- Exciting projects
Hey, let’s be honest, how many geeks do you know don’t want to work in the video game industry? By the way, if you don’t have a PS3, they are now at $299 and on top of getting an awesome console you get a blue ray player! (And no, I do not receive any bonuses or commissions for mentioning the console or promoting it in my blog. I had to pay for my own like everyone else.)
Corporate America? Are you going to write Java now?
No, I’m mainly going to stick to the language I love: Ruby.
From time to time I will probably use other languages here and there, but that usually makes me love Ruby even more. The reality is that Ruby’s power and flexibility seem to be appreciated by SCEA, which makes sense when you have tight deadlines and a lot of new technologies to deal with. Ruby is a perfect match!
As you can guess, I can’t go into any detail about how and why Sony uses Ruby, but let me just say that while games are still usually written in C++, they are becoming more and more interactive and need to communicate with game servers where some logic operates. Game players also need to interact with other gamers as well as check their gaming progress online, as well as the progress of the players around them etc… Basically, outside of the game engine and the console SDK, there is a lot of potential for Ruby.
Coming back to Corporate America, I have to say that I’ve known my future manager for a few years now.

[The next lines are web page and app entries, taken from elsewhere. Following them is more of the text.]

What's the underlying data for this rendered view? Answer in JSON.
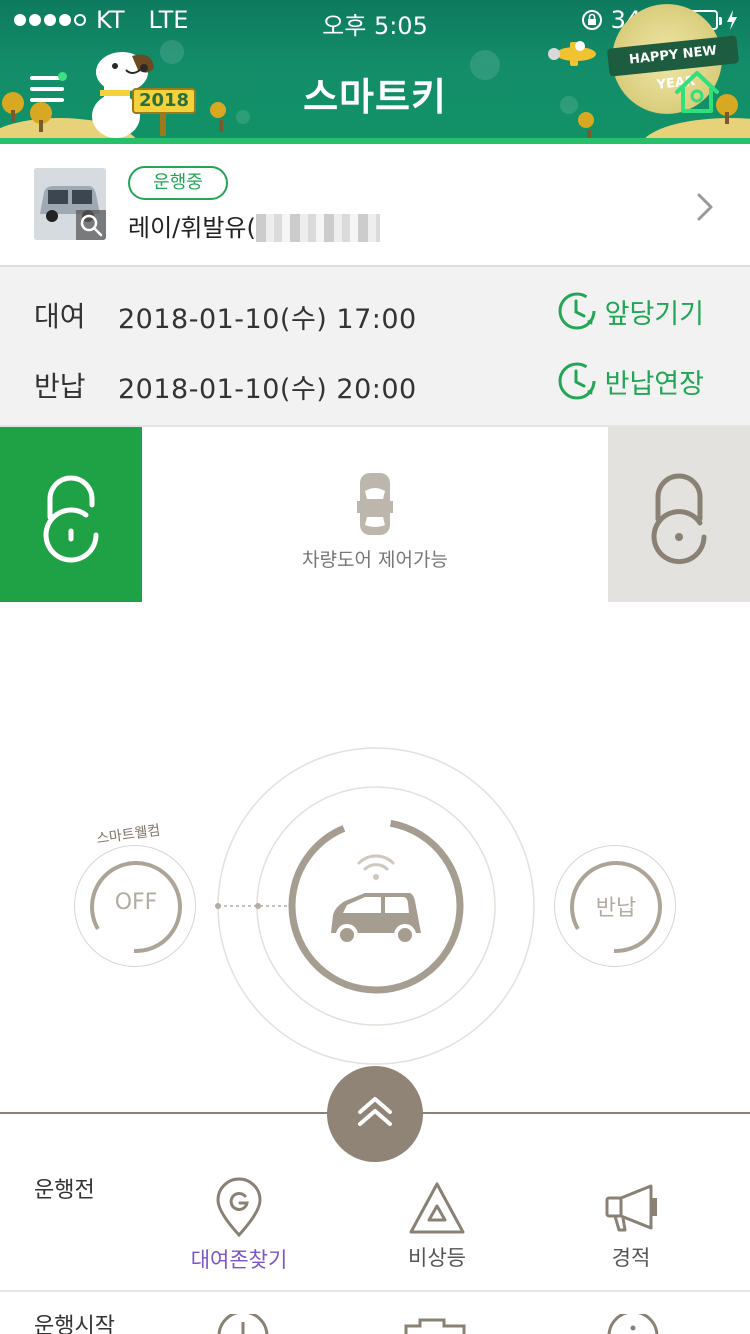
{
  "status_bar": {
    "carrier": "KT",
    "network": "LTE",
    "time": "오후 5:05",
    "battery": "34%",
    "battery_level": 0.34
  },
  "header": {
    "title": "스마트키",
    "sign_text": "2018",
    "banner_text": "HAPPY NEW YEAR",
    "menu_icon": "hamburger-menu-icon",
    "home_icon": "home-icon"
  },
  "vehicle": {
    "status_badge": "운행중",
    "name": "레이/휘발유("
  },
  "rental": {
    "rows": [
      {
        "label": "대여",
        "datetime": "2018-01-10(수) 17:00",
        "action": "앞당기기"
      },
      {
        "label": "반납",
        "datetime": "2018-01-10(수) 20:00",
        "action": "반납연장"
      }
    ]
  },
  "door": {
    "status_text": "차량도어 제어가능"
  },
  "controls": {
    "welcome_caption": "스마트웰컴",
    "welcome_state": "OFF",
    "return_label": "반납"
  },
  "bottom_sheet": {
    "sections": [
      {
        "label": "운행전",
        "items": [
          {
            "label": "대여존찾기",
            "icon": "map-pin-g-icon",
            "active": true
          },
          {
            "label": "비상등",
            "icon": "hazard-triangle-icon",
            "active": false
          },
          {
            "label": "경적",
            "icon": "megaphone-icon",
            "active": false
          }
        ]
      },
      {
        "label": "운행시작",
        "items": []
      }
    ]
  },
  "colors": {
    "brand_green": "#1fa146",
    "accent_green": "#22a555",
    "header_teal": "#138d69",
    "warm_gray": "#8f8475",
    "active_purple": "#7a56c8"
  }
}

He’s always been a fervent Ruby advocate and has introduced lots of teams to the happiness of Ruby & Rails development. He’s also a great developer who’s contributing patches to major projects and has a bunch of cool stuff on github. To give you an idea, my job description mentions Rails, Merb, Sinatra, CouchdB, MongoDB, Redis, AWS. All these Ruby technologies are actually already used in production or are being seriously evaluated.
I’m also really looking forward to join the existing team. I know I’m going to love working with a bunch of awesome developers coming from various backgrounds.
Those who know me, know that I’m not a morning person. And while your typical office job is categorized as ’9-5′, don’t feel too bad for me. I will be joining the video game product department, and morning people are rather rare in these kinds of groups
I’m really excited about this opportunity. For me, it is proof again that the Ruby revolution took place and that the Enterprise is evolving. Of course, time will tell if I am right, but I am quite confident.
Also, Sony is always looking for new, talented people who want to push the entertainment world to the next level. Feel free to keep in touch with me if you are interested in joining the fun.
As I’m working on my upcoming O’Reilly MacRuby book, I’m writing quite a lot of example code. I have spent the last few weeks digging through most of the Foundation framework classes to hopefully make Cocoa more accessible to Ruby developers.
In some instances things might look quite weird to someone new to Cocoa in some cases, things seem almost too easy. Here is an example implementing a undo/redo functionality using Foundations’ NSUndoManager.
framework 'Foundation' class Player attr_accessor :x, :y def initialize @x = @y = 0 end def undo_manager @manager ||= NSUndoManager.alloc.init end def left undo_manager.prepareWithInvocationTarget(self).right @x -= 1 end def right undo_manager.prepareWithInvocationTarget(self).left @x += 1 end end
Which you can use as such:
>> lara = Player.new => <Player:0x200267c80 @y=0 @x=0> >> lara.undo_manager.canUndo => false # normal since we did not do anything yet >> lara.left => -1 >> lara.x # -1 => -1 >> lara.undo_manager.canUndo => true # now we can undo, so let's try >> lara.undo_manager.undo # undo back to initial position => #<NSUndoManager:0x200257560> >> lara.x => 0 >> lara.undo_manager.canUndo => false # we can't anymore which makes sense >> lara.undo_manager.canRedo => true # however we can redo what we just undone >> lara.undo_manager.redo # redo to before we called undo => #<NSUndoManager:0x200257560> >> lara.x => -1
The above example was tested in macirb but as you can see, actions can be undone and redone very very easily. This is just a quick preview of what you can do using Ruby + Cocoa and hopefully it will give you some cool ideas to implement.